For information about short-term health insurance, purchasing a home, saving for retirement /investing, or buying or leasing a car, the web sites listed below are a good source of additional information on these topics! Remember to investigate all your options since an informed consumer is a wise consumer...
The links below are great resources on understanding credit.
- AnnualCreditReport.com: This is a centralized service for consumers to request free annual credit reports. It was created by the three nationwide consumer credit reporting companies: Equifax, Experian, and TransUnion. AnnualCreditReport.com is the only service authorized by these companies for this purpose.

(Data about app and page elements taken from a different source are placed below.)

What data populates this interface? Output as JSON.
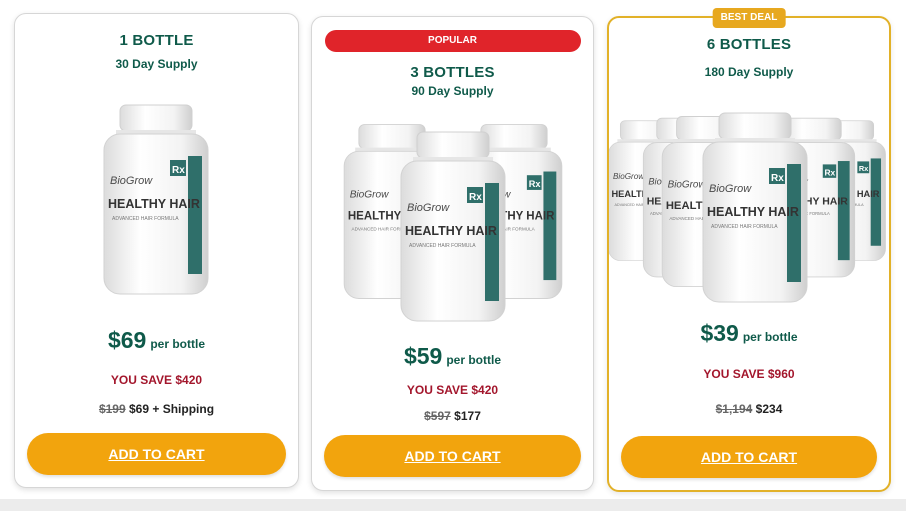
{
  "colors": {
    "brand_green": "#0f5a4a",
    "save_red": "#a3162c",
    "cta_orange": "#f2a40d",
    "popular_red": "#e0242a",
    "best_gold": "#e7a81f",
    "label_teal": "#2f6f6a"
  },
  "product": {
    "brand": "BioGrow",
    "brand_mark": "Rx",
    "name": "HEALTHY HAIR",
    "tagline": "ADVANCED HAIR FORMULA"
  },
  "offers": [
    {
      "quantity": "1 BOTTLE",
      "supply": "30 Day Supply",
      "badge": "",
      "price": "$69",
      "per": "per bottle",
      "savings": "YOU SAVE $420",
      "old_total": "$199",
      "new_total": "$69 + Shipping",
      "cta": "ADD TO CART",
      "bottle_count": 1
    },
    {
      "quantity": "3 BOTTLES",
      "supply": "90 Day Supply",
      "badge": "POPULAR",
      "price": "$59",
      "per": "per bottle",
      "savings": "YOU SAVE $420",
      "old_total": "$597",
      "new_total": "$177",
      "cta": "ADD TO CART",
      "bottle_count": 3
    },
    {
      "quantity": "6 BOTTLES",
      "supply": "180 Day Supply",
      "badge": "BEST DEAL",
      "price": "$39",
      "per": "per bottle",
      "savings": "YOU SAVE $960",
      "old_total": "$1,194",
      "new_total": "$234",
      "cta": "ADD TO CART",
      "bottle_count": 6
    }
  ]
}
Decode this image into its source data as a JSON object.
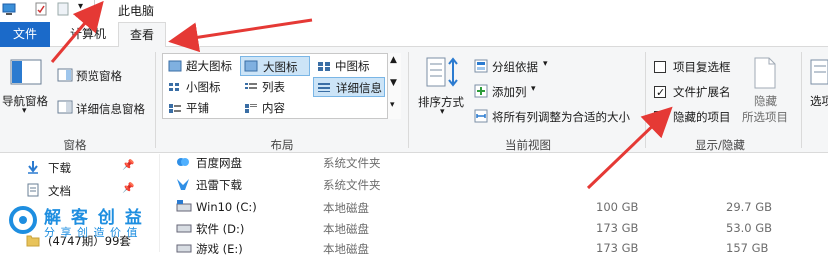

Please note that, as a security precaution, consumers should never provide their personal information to any other company or person in connection with requesting free annual credit reports under the FACT Act. AnnualCreditReport.com will not approach consumers via email, telemarketing or direct mail solicitations.
- Managing Credit Cards - Planning to Prosper: This video and text presentation provides valuable information about credit cards and credit reports.
- WiseBorrowersm Curriculum Credit Series: This Access Group website provides you with tutorials on credit basics, credit reporting, credit scoring basics, maximize your credit score, good credit, credit cards and credit repair.
- Credit Education Center: This section of the myfico.com website provides information on credit scoring and credit reporting.
- Understanding Credit Scoring: Learn about the five areas of credit scoring and what you can do to improve your credit score with this free booklet.
- Credit Score Estimator: F.I.C.O. and bankrate.com jointly developed this credit score estimator. Your credit score range is estimated based on answers to ten questions about credit use and payment behavior.
- Your credit report only (not your credit score) can be obtained once a year free of charge by residents of certain states (including New York) from the three credit bureaus: Equifax, Experian and Trans Union.
- National Foundation for Credit Counseling: NFCC, through its Consumer Credit Counseling Service member agencies, provides credit counseling, debt reduction services and education for financial wellness.
- National Resource for Identity Theft: This is the Federal Trade Commission's (FTC) home page for ID theft. Links include a course of action if your identity has been stolen, consumer information and ID theft statistics.
- Misused: The Department of Education has created this website to help college students avoid credit card fraud and other forms of identity theft.
- Privacy Rights Clearinghouse: Find out about this nonprofit organization which fosters consumer education, research and advocacy for the enforcement of privacy rights.
- Identity Theft Resource Center: This is a national non-profit organization which focuses exclusively on identity theft.